Task objective: Set down the listing exactly as given, minus images.

Available data:
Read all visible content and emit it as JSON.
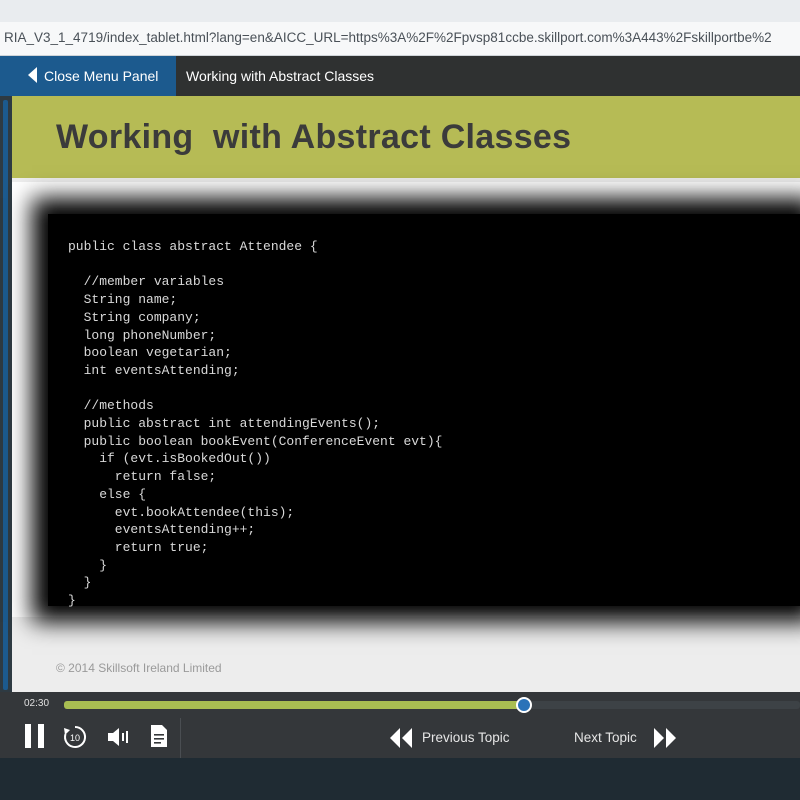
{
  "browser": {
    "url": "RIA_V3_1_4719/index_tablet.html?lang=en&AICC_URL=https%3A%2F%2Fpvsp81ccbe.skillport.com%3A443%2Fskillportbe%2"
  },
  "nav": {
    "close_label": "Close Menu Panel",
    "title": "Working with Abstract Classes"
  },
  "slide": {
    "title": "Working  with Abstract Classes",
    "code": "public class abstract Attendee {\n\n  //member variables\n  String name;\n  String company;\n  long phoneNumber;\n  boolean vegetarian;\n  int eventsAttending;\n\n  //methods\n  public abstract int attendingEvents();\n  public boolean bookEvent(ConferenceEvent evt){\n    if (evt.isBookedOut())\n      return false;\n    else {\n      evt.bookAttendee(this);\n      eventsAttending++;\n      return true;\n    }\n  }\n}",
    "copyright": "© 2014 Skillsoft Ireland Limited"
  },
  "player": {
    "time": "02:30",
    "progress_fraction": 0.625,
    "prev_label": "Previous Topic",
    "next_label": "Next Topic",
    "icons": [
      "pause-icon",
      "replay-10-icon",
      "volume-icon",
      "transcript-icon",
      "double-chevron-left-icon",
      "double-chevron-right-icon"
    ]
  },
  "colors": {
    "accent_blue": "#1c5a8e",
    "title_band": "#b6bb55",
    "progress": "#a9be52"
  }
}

Reply to the exercise:
Read all visible content and emit it as JSON.
{
  "browser": {
    "url": "RIA_V3_1_4719/index_tablet.html?lang=en&AICC_URL=https%3A%2F%2Fpvsp81ccbe.skillport.com%3A443%2Fskillportbe%2"
  },
  "nav": {
    "close_label": "Close Menu Panel",
    "title": "Working with Abstract Classes"
  },
  "slide": {
    "title": "Working  with Abstract Classes",
    "code": "public class abstract Attendee {\n\n  //member variables\n  String name;\n  String company;\n  long phoneNumber;\n  boolean vegetarian;\n  int eventsAttending;\n\n  //methods\n  public abstract int attendingEvents();\n  public boolean bookEvent(ConferenceEvent evt){\n    if (evt.isBookedOut())\n      return false;\n    else {\n      evt.bookAttendee(this);\n      eventsAttending++;\n      return true;\n    }\n  }\n}",
    "copyright": "© 2014 Skillsoft Ireland Limited"
  },
  "player": {
    "time": "02:30",
    "progress_fraction": 0.625,
    "prev_label": "Previous Topic",
    "next_label": "Next Topic",
    "icons": [
      "pause-icon",
      "replay-10-icon",
      "volume-icon",
      "transcript-icon",
      "double-chevron-left-icon",
      "double-chevron-right-icon"
    ]
  },
  "colors": {
    "accent_blue": "#1c5a8e",
    "title_band": "#b6bb55",
    "progress": "#a9be52"
  }
}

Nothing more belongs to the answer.